A cost model for determining whether to hire additional internal validators should include a factor for the probability that models will need to be validated off-schedule, resulting in unforeseen external validation costs. On the other hand, a cost model might also consider the probability that an external validator’s product will be inferior and incur costs associated with required remediation. 


External Risks

External risks are typically financial risks caused by regulatory, market, and other factors outside an institution’s direct control. The risk of a changing regulatory environment under a new presidential administration is always real and uncertainty clearly abounds as market participants (and others) attempt to predict President Trump’s priorities. Changes may include exemptions for regional banks from certain Dodd-Frank requirements; the administration has clearly signaled its intent to loosen regulations generally. Even though model validation will always be a best practice, these possibilities may influence a bank’s decision to staff an internal model validation team. 

Recent regulatory trends can also influence validator hiring decisions. For example, our work with various banks over the past 12-18 months has revealed that regulators are trending toward requiring larger sample sizes for benchmarking and back-testing. Given the significant effort already associated with these activities, larger sample sizes could ultimately lower the number of model validations internal resources can complete per year. Funding external validations may become more expensive, as well.

Another industry trend is the growing acceptance of limited-scope validations. If only minimal model changes have occurred since a prior validation, the scope of a scheduled validation may be limited to the impact of these changes. If remediation activities were required by a prior validation, the scope may be limited to confirming that these changes were effectively implemented. This seemingly common-sense approach to model validations by regulators is a welcome trend and could reduce the number of internal and external validations required. 
 

Joint Validations
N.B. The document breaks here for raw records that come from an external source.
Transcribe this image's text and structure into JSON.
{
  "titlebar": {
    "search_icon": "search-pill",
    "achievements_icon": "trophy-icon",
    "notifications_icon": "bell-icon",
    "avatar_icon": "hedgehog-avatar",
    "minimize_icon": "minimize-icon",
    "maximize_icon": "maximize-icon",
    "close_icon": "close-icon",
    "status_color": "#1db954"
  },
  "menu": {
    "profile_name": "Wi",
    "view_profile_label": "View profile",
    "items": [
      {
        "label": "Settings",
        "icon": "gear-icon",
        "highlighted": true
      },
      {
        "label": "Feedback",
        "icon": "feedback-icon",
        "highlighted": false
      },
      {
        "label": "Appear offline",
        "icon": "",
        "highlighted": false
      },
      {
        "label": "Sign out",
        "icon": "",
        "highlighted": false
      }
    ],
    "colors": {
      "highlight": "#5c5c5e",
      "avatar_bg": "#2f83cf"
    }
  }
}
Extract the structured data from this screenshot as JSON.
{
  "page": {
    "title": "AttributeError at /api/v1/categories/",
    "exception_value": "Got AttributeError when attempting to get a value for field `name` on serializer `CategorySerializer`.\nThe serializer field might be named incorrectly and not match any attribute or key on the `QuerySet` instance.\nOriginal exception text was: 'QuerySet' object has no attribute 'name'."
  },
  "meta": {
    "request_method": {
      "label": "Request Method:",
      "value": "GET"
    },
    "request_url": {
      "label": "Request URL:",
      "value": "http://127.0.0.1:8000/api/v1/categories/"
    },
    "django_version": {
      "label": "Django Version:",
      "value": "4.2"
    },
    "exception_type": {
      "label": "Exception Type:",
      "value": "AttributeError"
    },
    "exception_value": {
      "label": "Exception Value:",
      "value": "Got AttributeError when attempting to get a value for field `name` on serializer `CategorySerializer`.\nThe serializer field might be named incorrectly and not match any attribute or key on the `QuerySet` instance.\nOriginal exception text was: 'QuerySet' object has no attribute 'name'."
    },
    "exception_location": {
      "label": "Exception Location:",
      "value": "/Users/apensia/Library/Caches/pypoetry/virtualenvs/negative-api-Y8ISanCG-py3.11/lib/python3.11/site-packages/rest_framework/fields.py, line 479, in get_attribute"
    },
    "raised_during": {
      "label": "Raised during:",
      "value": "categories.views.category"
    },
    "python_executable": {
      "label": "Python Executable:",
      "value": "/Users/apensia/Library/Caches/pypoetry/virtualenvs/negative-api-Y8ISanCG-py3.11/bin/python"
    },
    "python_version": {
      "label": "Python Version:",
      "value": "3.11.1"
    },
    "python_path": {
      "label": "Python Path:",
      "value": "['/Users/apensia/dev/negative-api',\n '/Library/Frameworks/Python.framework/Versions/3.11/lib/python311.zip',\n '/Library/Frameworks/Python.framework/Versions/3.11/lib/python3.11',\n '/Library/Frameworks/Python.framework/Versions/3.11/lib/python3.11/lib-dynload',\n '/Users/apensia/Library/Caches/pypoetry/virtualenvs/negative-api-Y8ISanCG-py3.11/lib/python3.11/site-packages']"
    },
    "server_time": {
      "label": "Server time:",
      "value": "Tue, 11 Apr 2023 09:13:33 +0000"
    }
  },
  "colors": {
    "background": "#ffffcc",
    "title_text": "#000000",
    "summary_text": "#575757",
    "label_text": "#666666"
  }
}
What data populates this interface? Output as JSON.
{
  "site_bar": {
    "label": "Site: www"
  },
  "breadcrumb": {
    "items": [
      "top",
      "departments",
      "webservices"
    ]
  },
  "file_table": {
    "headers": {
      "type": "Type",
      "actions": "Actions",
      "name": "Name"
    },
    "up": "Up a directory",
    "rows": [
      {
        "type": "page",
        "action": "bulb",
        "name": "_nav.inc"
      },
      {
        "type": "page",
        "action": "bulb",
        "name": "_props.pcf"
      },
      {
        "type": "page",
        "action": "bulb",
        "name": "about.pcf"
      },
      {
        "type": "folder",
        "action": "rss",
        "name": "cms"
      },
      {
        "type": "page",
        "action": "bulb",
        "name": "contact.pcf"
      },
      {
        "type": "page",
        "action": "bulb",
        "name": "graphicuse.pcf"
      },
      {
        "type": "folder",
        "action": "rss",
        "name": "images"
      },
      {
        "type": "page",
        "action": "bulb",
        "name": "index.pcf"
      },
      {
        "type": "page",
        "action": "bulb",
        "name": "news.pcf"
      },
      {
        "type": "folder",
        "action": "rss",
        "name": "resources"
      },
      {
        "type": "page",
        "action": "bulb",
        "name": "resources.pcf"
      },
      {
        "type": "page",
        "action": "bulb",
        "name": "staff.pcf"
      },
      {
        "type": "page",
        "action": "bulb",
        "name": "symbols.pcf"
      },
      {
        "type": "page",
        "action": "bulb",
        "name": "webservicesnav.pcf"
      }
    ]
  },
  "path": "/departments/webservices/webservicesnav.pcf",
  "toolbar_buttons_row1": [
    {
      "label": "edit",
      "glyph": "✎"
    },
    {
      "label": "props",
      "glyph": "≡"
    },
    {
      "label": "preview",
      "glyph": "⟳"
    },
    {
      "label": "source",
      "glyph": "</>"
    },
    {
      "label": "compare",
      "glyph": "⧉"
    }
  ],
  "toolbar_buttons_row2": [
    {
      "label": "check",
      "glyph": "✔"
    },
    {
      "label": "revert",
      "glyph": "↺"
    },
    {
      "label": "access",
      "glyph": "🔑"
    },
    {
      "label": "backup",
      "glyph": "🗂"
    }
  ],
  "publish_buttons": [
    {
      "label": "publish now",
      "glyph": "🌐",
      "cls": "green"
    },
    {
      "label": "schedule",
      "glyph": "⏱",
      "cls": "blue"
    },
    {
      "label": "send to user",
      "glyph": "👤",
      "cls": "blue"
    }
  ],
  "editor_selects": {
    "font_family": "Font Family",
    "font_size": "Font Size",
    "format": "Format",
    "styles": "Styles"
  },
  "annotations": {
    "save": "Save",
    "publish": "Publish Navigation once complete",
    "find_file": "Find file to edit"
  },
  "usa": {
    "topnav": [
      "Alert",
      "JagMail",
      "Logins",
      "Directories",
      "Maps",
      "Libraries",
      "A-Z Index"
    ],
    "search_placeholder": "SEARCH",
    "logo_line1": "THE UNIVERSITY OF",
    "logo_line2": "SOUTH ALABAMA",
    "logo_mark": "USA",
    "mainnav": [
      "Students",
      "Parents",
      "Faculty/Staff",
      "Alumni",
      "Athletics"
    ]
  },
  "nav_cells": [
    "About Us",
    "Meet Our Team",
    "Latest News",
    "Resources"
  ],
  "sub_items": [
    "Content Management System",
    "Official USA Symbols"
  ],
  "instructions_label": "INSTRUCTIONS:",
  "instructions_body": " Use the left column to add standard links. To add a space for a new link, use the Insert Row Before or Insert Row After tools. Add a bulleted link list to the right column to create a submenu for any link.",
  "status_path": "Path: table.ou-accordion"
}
In addition to reduced-scope validations, some of our clients have sought to reduce costs by combining internal and external resources. This enables institutions to limit hiring to validators without model-specific or highly quantitative skills. Such internal validators can typically validate a large number of lower-risk, less technical models independently.

For higher-risk, more technical models, such as ALM models, the internal validator may review the controls and documentation sufficiently, leaving the more technical portions of the validation—conceptual soundness, process verification, benchmarking, and back-testing, for example—to an external validator with specific expertise. In these cases, reports are produced jointly with internal and external validators each contributing the sections pertaining to procedures that they performed. 

The resulting report often has the dual benefit of being more economical than a report generated externally and more defensible than one that relies solely on internal resources who may lack the specific domain knowledge necessary.

 

Conclusion

Model risk managers have limited time, resources, and budgets and face unending pressure from management and regulators. Striking an efficient resource-balancing strategy is critically important to consistently producing high-quality model validation reports on schedule and within budgets. The question of using internal vs. external model validation resources is not an either/or proposition. In considering it, we recommend that model risk management (MRM) professionals

  • consider the points above and initiate risk tolerance and budget conversations within the MRM framework. 
  • reach out to vendors who have the skills to assist with your high-risk models, even if there is not an immediate need. Some institutions like to try out a model validation provider on a few low- or moderate-risk models to get a sense of their capabilities.  
  • consider internal staffing to meet basic model validation needs and external vendors (either for full validations or outsourced staff) to fill gaps in expertise.